“Every patient should know every offer that is given to them… empower patients to say, ‘Hey, this isn’t working for me,’” Husain said. “Right now the centers have no incentive that’s forcing them to inform the patients… A lot of this is due to an unfortunate regulatory environment that’s not best for the patient.”
Darren Stewart, the principal research scientist at UNOS, told The Daily Beast that “there is evidence to suggest” risk aversion is a problem. Stewart said the organization is working to correct these issues through a number of updates to the organ allocation process. And the federal government last year proposed de-emphasizing the one-year metric for evaluating transplant centers, calling for public commentary on the issue.
“The overarching problem in transplants is always supply and demand,” Cooper said. “The question is whether transplant centers are working as hard as they can to get patients these organs that are available to them, and whether we’ve backed ourselves into a corner with regulations.”
That question is all too real for Corinne Ghelber. The 66-year-old mother of three and grandmother of two, watched her mother and sister die while on dialysis awaiting a kidney.
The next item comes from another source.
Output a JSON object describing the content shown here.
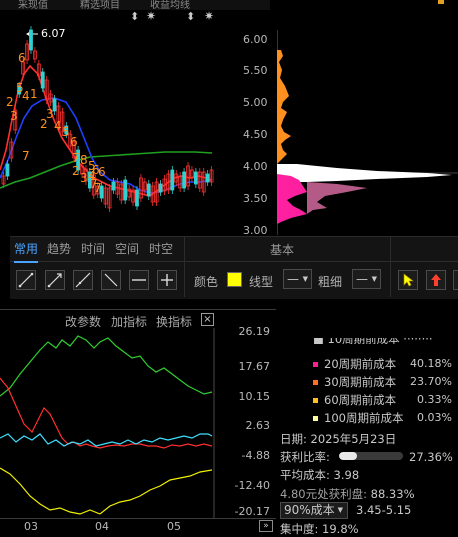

Like them, she suffers from polycystic kidney disease and is now on a list, too.
“I have known this day was coming for over 30 years I tried living a very healthy lifestyle but, alas, it is progressing as my mother's and sister's did,” Ghelber told the Daily Beast. “I don’t know what’s going to happen to me.”
Like many people who need a kidney, Ghelber has set up a website in search of a life-saving donor. The wait for an organ that matches her blood type through the national system could take more than five years.
“I spend a lot of my time very uncertain about the process because it’s hard for me to believe that there’s no subjectivity in it,” Ghelber said.
“There’s a lot of weird stuff with this and I think that there is some subjectivity, but if you ever ask anybody they all say it’s time on a list. You cross your fingers, you pray, you just hope you get one.”